Ninth Circuit Revives California Lawsuit Over Unwanted Hugs
Back in February Reuters reported on the revival of a 2012 lawsuit over unwanted hugs in the workplace. The lawsuit, revived by the US Ninth Circuit Court of Appeals, was resurrected long before the current spate of assault allegations aimed at the entertainment industry and the halls of government, was nonetheless prophetic of what is now an almost daily revelation in the headlines. The issue behooves the employer in California to not only be fully conversant with laws governing workplace conduct on a physical level, but to also ensure their employees are too. Further, any allegation of unwanted touching or physical interference regardless of how seemingly innocent – such as a hug – must be treated with the utmost seriousness and respect.
It was on February 23 of this year that a three-judge panel of the Ninth Circuit revived a sexual harassment case against Yolo County in California and county Sheriff Edward Prieto. The suit claims that Prieto created a sexually hostile work environment by greeting claimant Victoria Zetwick, a correctional officer, with “unwelcome hugs” over 100 times during the 12-year period she worked in the Sheriff’s Office.
Zetwick also asserted in her employees’ rights and compliance lawsuit that she witnessed the accused hugging, and planting kisses on numerous other female employees, but never once witnessed similar behavior towards a male employee in the office.
The accused responded by saying he did, indeed also show affection to male employees at the office; however the plaintiff was never around to witness that. The co-accused’s legal team also defended their client’s behavior by observing that provided Prieto did, indeed hug women more than men; it was due to “genuine but innocuous differences in the ways men and women routinely interact with members of the same sex and the opposite sex.”
The accused claims that his various hugs to the plaintiff lasted only for a few seconds at a time, was always conducted in front of other people and did not involve comments of a sexual nature or other unwanted touching.
The plaintiff countered that “chest to breast” hugs had “sexual overtones.”
Co-defendant Yolo County moved to have the lawsuit dismissed based on the County’s assertion that the conduct of its Sheriff was within the scope of “ordinary workplace socializing.” The District Court agreed and granted the defendant’s petition for summary judgement in 2014.
Zetwick however, who was so stressed over the workplace conduct of her supervisor that she was reduced to taking medication in order to get to sleep at night, appealed the ruling to The Ninth Circuit.
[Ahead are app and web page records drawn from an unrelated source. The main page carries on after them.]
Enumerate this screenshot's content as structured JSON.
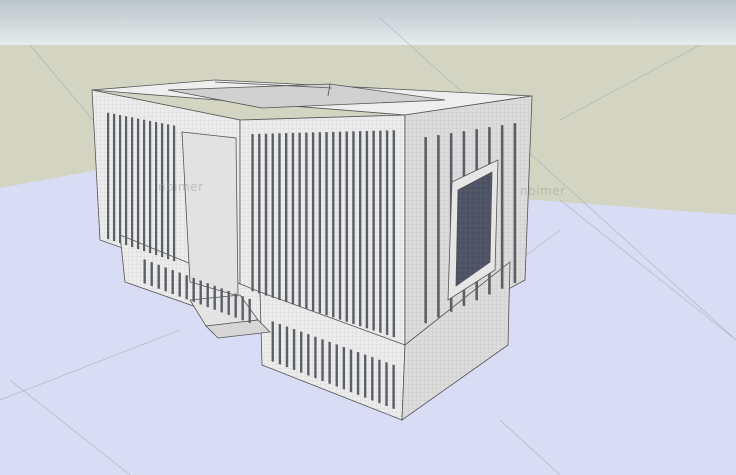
{
  "viewport": {
    "sky_color": "#dbe3e6",
    "ground_color": "#d3d3c1",
    "floor_color": "#d6daf3",
    "watermark_text": "nbimer",
    "watermarks": [
      "nbimer",
      "nbimer"
    ]
  },
  "building": {
    "roof_color": "#ececec",
    "facade_light": "#ececec",
    "facade_shadow": "#d8d8d8",
    "window_color": "#5b5f66",
    "glass_color": "#4a4f60"
  }
}
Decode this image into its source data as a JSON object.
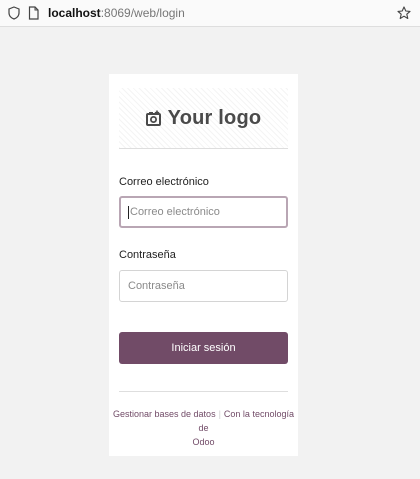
{
  "browser": {
    "url_host": "localhost",
    "url_rest": ":8069/web/login"
  },
  "logo": {
    "text": "Your logo"
  },
  "form": {
    "email_label": "Correo electrónico",
    "email_placeholder": "Correo electrónico",
    "password_label": "Contraseña",
    "password_placeholder": "Contraseña",
    "submit_label": "Iniciar sesión"
  },
  "footer": {
    "manage_databases": "Gestionar bases de datos",
    "separator": "|",
    "powered_by": "Con la tecnología de",
    "brand": "Odoo"
  },
  "colors": {
    "primary": "#714b67",
    "background": "#f2f2f2"
  }
}
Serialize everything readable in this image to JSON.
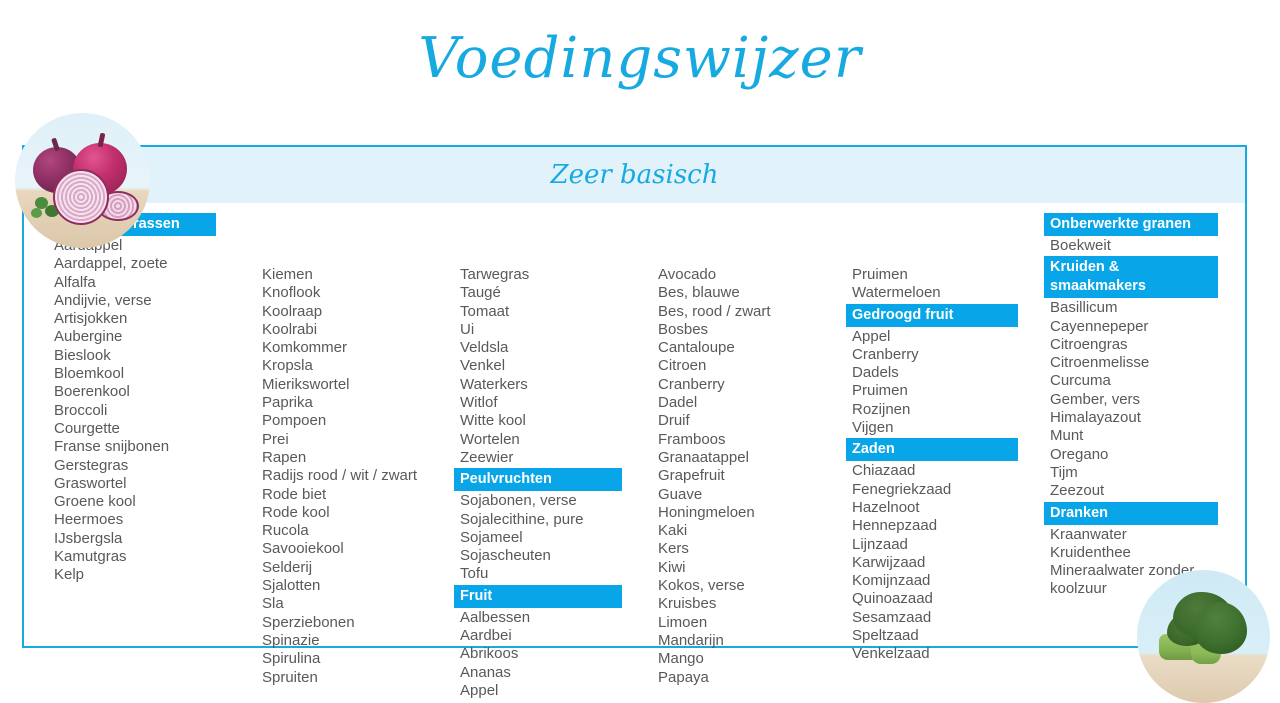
{
  "title": "Voedingswijzer",
  "band_title": "Zeer basisch",
  "photos": {
    "top_left": "red-onions-photo",
    "bottom_right": "broccoli-photo"
  },
  "columns": [
    {
      "id": "column-1",
      "blocks": [
        {
          "header": "Groente / Grassen",
          "items": [
            "Aardappel",
            "Aardappel, zoete",
            "Alfalfa",
            "Andijvie, verse",
            "Artisjokken",
            "Aubergine",
            "Bieslook",
            "Bloemkool",
            "Boerenkool",
            "Broccoli",
            "Courgette",
            "Franse snijbonen",
            "Gerstegras",
            "Graswortel",
            "Groene kool",
            "Heermoes",
            "IJsbergsla",
            "Kamutgras",
            "Kelp"
          ]
        }
      ]
    },
    {
      "id": "column-2",
      "blocks": [
        {
          "header": null,
          "items": [
            "Kiemen",
            "Knoflook",
            "Koolraap",
            "Koolrabi",
            "Komkommer",
            "Kropsla",
            "Mierikswortel",
            "Paprika",
            "Pompoen",
            "Prei",
            "Rapen",
            "Radijs rood / wit / zwart",
            "Rode biet",
            "Rode kool",
            "Rucola",
            "Savooiekool",
            "Selderij",
            "Sjalotten",
            "Sla",
            "Sperziebonen",
            "Spinazie",
            "Spirulina",
            "Spruiten"
          ]
        }
      ]
    },
    {
      "id": "column-3",
      "blocks": [
        {
          "header": null,
          "items": [
            "Tarwegras",
            "Taugé",
            "Tomaat",
            "Ui",
            "Veldsla",
            "Venkel",
            "Waterkers",
            "Witlof",
            "Witte kool",
            "Wortelen",
            "Zeewier"
          ]
        },
        {
          "header": "Peulvruchten",
          "items": [
            "Sojabonen, verse",
            "Sojalecithine, pure",
            "Sojameel",
            "Sojascheuten",
            "Tofu"
          ]
        },
        {
          "header": "Fruit",
          "items": [
            "Aalbessen",
            "Aardbei",
            "Abrikoos",
            "Ananas",
            "Appel"
          ]
        }
      ]
    },
    {
      "id": "column-4",
      "blocks": [
        {
          "header": null,
          "items": [
            "Avocado",
            "Bes, blauwe",
            "Bes, rood / zwart",
            "Bosbes",
            "Cantaloupe",
            "Citroen",
            "Cranberry",
            "Dadel",
            "Druif",
            "Framboos",
            "Granaatappel",
            "Grapefruit",
            "Guave",
            "Honingmeloen",
            "Kaki",
            "Kers",
            "Kiwi",
            "Kokos, verse",
            "Kruisbes",
            "Limoen",
            "Mandarijn",
            "Mango",
            "Papaya"
          ]
        }
      ]
    },
    {
      "id": "column-5",
      "blocks": [
        {
          "header": null,
          "items": [
            "Pruimen",
            "Watermeloen"
          ]
        },
        {
          "header": "Gedroogd fruit",
          "items": [
            "Appel",
            "Cranberry",
            "Dadels",
            "Pruimen",
            "Rozijnen",
            "Vijgen"
          ]
        },
        {
          "header": "Zaden",
          "items": [
            "Chiazaad",
            "Fenegriekzaad",
            "Hazelnoot",
            "Hennepzaad",
            "Lijnzaad",
            "Karwijzaad",
            "Komijnzaad",
            "Quinoazaad",
            "Sesamzaad",
            "Speltzaad",
            "Venkelzaad"
          ]
        }
      ]
    },
    {
      "id": "column-6",
      "blocks": [
        {
          "header": "Onberwerkte granen",
          "items": [
            "Boekweit"
          ]
        },
        {
          "header": "Kruiden &\nsmaakmakers",
          "items": [
            "Basillicum",
            "Cayennepeper",
            "Citroengras",
            "Citroenmelisse",
            "Curcuma",
            "Gember, vers",
            "Himalayazout",
            "Munt",
            "Oregano",
            "Tijm",
            "Zeezout"
          ]
        },
        {
          "header": "Dranken",
          "items": [
            "Kraanwater",
            "Kruidenthee",
            "Mineraalwater zonder koolzuur"
          ]
        }
      ]
    }
  ],
  "colors": {
    "accent": "#17aae0",
    "header_bg": "#08a6e8",
    "band_bg": "#e2f2fb",
    "text": "#58595b"
  }
}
This past February, the appellate court agreed to hear the case and revived the lawsuit.
“We reverse the grant of summary judgment in favor of the defendants and remand for a trial on the merits of Zetwick’s federal and state sexual harassment claims and her state claim of failing to prevent sexual harassment,” the decision said.
In sum, the recent revelations involving alleged assaults and unwanted touching have created an environment where the lines have been blurred between heinous and serious assaults and unwanted touching through abuses of influence and power, and seemingly innocent demonstrations of warmth in the workplace.
Beyond brushing up on what state laws have to say about sexual harassment and unwanted physical interference in the workplace, employers would be wise to consult with legal counsel for guidance and advice with regard to rapidly shifting parameters of what is acceptable, and what is not…
The lawsuit is Victoria Zetwick v. County of Yolo; Edward G. Prieto, Sheriff of Yolo County, Case No. 14-17341 DC No. 2:12-cv-02486-TLN-AC, in the US Court of Appeals for the Ninth Circuit.